PROBLEM STATEMENT =>
Print the records below exactly, with no pictures.

DATA SECTION =>
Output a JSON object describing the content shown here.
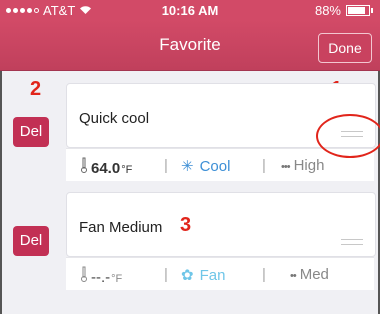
{
  "status_bar": {
    "carrier": "AT&T",
    "time": "10:16 AM",
    "battery": "88%"
  },
  "nav": {
    "title": "Favorite",
    "done_label": "Done"
  },
  "favorites": [
    {
      "del_label": "Del",
      "name": "Quick cool",
      "temperature": "64.0",
      "temp_unit": "°F",
      "mode": "Cool",
      "fan_speed": "High",
      "accent": "#3d8fd6"
    },
    {
      "del_label": "Del",
      "name": "Fan Medium",
      "temperature": "--.-",
      "temp_unit": "°F",
      "mode": "Fan",
      "fan_speed": "Med",
      "accent": "#6fc6e8"
    }
  ],
  "annotations": {
    "one": "1",
    "two": "2",
    "three": "3"
  },
  "colors": {
    "header": "#d24a67",
    "del_button": "#c23054",
    "annotation": "#e1251b"
  }
}
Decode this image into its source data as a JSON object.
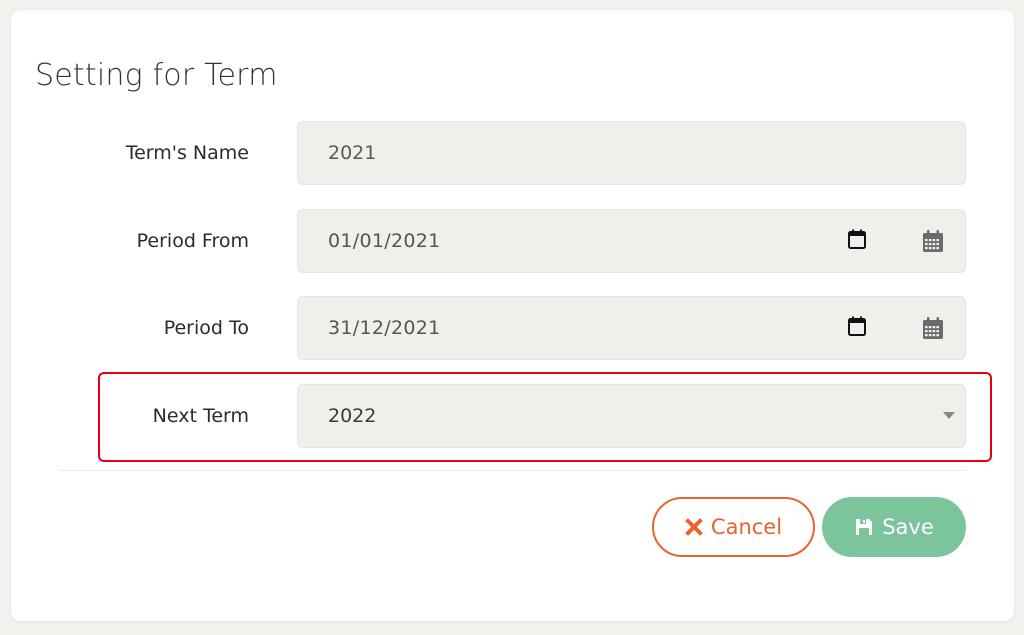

OUTPUT FOR THIS EXERCISE =>
Output a JSON object describing the content shown here.
{
  "status_bar": {
    "carrier": "AT&T",
    "time": "10:16 AM",
    "battery": "88%"
  },
  "nav": {
    "title": "Favorite",
    "done_label": "Done"
  },
  "favorites": [
    {
      "del_label": "Del",
      "name": "Quick cool",
      "temperature": "64.0",
      "temp_unit": "°F",
      "mode": "Cool",
      "fan_speed": "High",
      "accent": "#3d8fd6"
    },
    {
      "del_label": "Del",
      "name": "Fan Medium",
      "temperature": "--.-",
      "temp_unit": "°F",
      "mode": "Fan",
      "fan_speed": "Med",
      "accent": "#6fc6e8"
    }
  ],
  "annotations": {
    "one": "1",
    "two": "2",
    "three": "3"
  },
  "colors": {
    "header": "#d24a67",
    "del_button": "#c23054",
    "annotation": "#e1251b"
  }
}
Decode this image into its source data as a JSON object.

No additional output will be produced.